To give my wife credit, she’s the one hearing the constant wailing, waking up in the middle of the night to feed the baby’s unending belly, and going through major hormonal and physical changes. But she also gets to breastfeed, which seems like the ultimate in physical connection. It was brutal trying to get her to wean Celia. It wasn’t Celia who didn’t want to give it up, it was Michelle. That bond is so unique and powerful, it’s the most intimate time she has with her children.
And it sucks the sex-drive right out of her.
The father, meanwhile, works a solid hard day and comes home to a wife who hands him the child with black rings under her eyes and says, “Here. You take him.” The man not only doesn’t get to rest, but he loses all but a fraction of the attention from his wife. Talk about a major relationship killer – these kids are anchors, dragging a father down into despondency and isolation.
As I sit here writing this, it strikes me that this is probably the most difficult stage of most people’s marriages. It’s the “make it or break it” time. In the midst of baby chaos all the energy becomes focused on the kids rather than each other.
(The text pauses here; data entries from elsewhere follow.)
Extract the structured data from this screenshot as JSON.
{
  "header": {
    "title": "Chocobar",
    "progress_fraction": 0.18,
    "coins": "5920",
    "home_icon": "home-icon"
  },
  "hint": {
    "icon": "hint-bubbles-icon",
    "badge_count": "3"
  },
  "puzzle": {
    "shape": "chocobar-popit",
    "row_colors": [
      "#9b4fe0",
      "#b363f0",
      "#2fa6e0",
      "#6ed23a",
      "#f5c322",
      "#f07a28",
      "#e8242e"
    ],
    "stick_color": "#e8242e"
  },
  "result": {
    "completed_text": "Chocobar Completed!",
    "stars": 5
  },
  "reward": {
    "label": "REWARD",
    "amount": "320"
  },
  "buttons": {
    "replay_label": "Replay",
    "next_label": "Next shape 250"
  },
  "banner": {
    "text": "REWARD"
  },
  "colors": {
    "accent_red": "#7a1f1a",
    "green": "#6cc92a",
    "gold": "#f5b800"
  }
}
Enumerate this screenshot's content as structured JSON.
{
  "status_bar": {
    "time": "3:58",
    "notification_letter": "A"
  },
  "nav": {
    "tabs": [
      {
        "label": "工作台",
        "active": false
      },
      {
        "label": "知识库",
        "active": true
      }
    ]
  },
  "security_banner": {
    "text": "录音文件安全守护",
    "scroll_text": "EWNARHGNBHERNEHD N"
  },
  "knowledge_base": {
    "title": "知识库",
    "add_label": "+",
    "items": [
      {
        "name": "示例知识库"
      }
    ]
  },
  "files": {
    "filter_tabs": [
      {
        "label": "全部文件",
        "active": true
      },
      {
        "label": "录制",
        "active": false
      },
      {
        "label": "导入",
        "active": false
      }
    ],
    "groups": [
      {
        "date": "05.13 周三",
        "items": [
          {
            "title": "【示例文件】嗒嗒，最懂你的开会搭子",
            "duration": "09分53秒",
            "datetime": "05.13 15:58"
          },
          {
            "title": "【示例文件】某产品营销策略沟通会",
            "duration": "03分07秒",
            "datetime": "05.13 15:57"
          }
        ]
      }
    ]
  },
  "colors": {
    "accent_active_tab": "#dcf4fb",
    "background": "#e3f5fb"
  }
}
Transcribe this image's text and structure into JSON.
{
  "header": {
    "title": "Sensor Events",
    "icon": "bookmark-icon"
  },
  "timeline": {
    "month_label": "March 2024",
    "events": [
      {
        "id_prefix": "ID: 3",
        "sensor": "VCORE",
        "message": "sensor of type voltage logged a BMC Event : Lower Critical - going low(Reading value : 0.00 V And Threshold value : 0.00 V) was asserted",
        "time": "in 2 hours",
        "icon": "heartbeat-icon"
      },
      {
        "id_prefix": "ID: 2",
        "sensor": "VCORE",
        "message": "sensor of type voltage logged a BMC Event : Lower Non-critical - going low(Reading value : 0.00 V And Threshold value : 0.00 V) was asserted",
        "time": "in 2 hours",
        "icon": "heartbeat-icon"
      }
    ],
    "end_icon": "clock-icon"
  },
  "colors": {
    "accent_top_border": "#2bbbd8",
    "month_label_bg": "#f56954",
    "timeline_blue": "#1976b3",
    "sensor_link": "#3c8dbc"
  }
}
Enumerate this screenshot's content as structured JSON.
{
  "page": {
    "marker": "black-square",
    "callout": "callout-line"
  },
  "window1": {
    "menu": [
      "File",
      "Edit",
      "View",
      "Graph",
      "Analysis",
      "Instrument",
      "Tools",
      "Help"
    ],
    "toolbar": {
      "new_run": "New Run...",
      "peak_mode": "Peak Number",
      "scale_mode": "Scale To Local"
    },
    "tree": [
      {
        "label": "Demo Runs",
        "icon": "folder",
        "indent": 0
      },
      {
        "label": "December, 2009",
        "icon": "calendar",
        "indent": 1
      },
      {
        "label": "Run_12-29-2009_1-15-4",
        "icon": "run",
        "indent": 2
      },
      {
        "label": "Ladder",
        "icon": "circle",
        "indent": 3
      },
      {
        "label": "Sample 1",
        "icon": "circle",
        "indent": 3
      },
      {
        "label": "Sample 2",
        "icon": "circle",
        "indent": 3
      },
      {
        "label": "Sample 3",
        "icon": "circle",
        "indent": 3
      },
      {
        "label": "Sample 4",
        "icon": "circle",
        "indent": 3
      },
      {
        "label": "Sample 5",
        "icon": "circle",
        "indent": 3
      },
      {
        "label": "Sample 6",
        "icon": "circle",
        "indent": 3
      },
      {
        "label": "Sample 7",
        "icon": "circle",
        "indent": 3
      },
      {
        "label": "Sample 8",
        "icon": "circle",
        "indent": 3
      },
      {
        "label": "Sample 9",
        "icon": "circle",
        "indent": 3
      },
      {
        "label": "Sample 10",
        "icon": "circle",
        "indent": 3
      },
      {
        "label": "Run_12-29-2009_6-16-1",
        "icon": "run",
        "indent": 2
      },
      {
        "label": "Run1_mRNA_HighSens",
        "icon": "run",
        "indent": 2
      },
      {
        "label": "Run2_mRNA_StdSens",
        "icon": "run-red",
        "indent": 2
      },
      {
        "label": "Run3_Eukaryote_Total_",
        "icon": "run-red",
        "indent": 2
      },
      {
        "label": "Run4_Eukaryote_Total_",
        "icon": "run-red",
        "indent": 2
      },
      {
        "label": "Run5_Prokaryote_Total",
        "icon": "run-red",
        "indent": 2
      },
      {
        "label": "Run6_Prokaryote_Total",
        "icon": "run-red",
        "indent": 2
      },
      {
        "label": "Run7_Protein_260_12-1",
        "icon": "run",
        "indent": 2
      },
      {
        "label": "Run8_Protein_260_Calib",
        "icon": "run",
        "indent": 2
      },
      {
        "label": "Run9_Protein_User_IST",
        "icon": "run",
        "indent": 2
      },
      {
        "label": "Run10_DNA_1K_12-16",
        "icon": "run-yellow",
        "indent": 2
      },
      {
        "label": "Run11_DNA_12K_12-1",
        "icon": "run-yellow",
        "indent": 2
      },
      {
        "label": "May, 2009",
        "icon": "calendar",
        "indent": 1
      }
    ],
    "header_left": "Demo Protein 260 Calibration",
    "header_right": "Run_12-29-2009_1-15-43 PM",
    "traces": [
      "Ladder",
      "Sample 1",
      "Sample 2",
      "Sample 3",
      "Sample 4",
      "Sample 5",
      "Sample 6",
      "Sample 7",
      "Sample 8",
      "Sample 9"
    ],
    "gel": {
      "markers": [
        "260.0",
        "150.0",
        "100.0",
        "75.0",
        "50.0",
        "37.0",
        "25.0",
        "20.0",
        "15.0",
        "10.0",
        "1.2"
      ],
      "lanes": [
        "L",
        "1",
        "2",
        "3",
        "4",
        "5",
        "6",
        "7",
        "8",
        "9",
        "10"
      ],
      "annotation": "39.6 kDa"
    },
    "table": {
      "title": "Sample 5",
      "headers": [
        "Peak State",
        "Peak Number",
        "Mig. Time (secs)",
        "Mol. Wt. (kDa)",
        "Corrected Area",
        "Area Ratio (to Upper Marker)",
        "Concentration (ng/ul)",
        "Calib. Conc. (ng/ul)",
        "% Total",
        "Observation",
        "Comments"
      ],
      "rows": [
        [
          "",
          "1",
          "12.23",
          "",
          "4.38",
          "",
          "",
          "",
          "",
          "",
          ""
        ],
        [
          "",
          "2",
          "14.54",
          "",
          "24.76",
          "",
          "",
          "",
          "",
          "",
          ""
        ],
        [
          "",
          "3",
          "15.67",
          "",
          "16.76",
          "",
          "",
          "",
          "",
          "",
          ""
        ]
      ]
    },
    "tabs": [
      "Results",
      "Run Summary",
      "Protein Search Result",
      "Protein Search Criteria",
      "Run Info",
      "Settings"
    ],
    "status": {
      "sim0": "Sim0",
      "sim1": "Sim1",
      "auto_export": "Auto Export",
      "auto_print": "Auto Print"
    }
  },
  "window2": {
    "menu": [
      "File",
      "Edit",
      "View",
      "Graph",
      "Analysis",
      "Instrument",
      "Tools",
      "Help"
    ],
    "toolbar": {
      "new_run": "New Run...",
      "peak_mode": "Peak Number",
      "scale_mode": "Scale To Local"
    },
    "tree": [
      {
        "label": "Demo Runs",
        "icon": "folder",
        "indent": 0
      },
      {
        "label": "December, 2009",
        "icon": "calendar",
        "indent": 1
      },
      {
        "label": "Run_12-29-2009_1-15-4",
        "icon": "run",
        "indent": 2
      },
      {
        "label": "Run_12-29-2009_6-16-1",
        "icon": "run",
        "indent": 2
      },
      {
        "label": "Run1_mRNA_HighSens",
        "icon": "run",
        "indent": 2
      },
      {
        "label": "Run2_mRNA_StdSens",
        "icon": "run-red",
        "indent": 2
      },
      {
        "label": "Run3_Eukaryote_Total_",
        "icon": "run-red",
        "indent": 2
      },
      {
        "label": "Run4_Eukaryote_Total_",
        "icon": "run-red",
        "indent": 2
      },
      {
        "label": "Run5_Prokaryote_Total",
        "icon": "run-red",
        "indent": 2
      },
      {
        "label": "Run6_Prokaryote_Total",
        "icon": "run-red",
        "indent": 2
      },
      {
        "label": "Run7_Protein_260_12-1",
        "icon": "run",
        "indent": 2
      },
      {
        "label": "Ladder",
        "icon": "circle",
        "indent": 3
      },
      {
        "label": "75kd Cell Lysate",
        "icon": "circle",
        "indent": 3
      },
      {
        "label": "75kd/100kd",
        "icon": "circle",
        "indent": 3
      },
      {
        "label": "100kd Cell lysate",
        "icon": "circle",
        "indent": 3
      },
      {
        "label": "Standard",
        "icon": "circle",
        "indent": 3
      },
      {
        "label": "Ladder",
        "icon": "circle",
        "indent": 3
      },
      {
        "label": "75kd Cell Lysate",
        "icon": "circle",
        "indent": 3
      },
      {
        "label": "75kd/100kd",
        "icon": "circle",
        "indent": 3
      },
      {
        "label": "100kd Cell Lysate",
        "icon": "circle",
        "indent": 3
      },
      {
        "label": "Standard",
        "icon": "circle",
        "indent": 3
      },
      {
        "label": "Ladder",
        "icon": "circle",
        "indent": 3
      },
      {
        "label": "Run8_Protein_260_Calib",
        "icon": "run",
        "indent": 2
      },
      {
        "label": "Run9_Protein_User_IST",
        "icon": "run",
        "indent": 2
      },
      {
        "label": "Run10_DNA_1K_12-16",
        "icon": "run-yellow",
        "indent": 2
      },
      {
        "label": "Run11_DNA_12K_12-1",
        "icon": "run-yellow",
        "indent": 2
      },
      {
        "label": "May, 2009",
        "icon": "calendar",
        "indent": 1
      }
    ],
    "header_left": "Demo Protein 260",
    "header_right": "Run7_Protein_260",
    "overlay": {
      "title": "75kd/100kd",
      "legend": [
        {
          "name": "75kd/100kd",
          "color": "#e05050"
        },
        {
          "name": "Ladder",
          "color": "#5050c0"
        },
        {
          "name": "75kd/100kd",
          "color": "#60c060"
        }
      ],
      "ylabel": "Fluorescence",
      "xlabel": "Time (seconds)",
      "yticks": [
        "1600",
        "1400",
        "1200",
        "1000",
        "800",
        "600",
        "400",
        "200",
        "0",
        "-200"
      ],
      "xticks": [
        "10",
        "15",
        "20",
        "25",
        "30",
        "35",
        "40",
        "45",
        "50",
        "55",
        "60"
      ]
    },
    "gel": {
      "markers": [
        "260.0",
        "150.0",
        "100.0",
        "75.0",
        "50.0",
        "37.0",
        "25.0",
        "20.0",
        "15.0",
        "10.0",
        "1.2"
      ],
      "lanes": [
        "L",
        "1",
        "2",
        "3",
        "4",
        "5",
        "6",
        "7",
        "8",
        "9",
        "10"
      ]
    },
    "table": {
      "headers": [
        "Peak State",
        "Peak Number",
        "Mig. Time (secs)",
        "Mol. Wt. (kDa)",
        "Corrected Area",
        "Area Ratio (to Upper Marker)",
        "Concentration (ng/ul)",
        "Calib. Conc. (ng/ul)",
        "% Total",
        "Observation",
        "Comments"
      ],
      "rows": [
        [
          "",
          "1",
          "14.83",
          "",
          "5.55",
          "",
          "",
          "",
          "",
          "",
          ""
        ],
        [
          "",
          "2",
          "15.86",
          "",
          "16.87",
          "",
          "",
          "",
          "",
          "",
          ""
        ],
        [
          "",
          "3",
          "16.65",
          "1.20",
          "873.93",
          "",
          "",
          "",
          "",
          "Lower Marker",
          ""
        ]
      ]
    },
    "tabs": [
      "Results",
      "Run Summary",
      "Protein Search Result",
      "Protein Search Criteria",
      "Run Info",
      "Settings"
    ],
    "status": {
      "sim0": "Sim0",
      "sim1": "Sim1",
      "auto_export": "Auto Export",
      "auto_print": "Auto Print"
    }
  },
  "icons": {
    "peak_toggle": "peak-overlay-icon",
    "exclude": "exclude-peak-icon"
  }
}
Even as the kids get past the wailing stage, they still need attention. Kids are a lifelong endeavor, and they’ll always need to be loved. I can see how parents could easily place their entire focus on raising kids, until the kids finally grow up, move out, and they realize they have nothing left for each other.
I know that there’s another side to it – that these kids are wonderful little lights, brightening our lives. But right now, I’m definitely not feeling that warm fuzzy feeling. I just want my son to grow up quickly, get this colic over with, and give us a chance to take a breath.
What a pity. When Celia was his age, she was so delightful she received a ton of attention and people clamoring to babysit her. Joshua, the poor little lad, cries so much that nobody, not even his grandmother, wants to watch him for very long. And nobody coos at a wailing baby and says, “What a cutie.”
I wonder if Joshua will be shaped by that for the rest of his life? I’d imagine that he will be. These are the formative years. I’m sure the crying will end, but perhaps Joshua will be more reserved and isolated than his sister as an adult. I suppose only time will tell.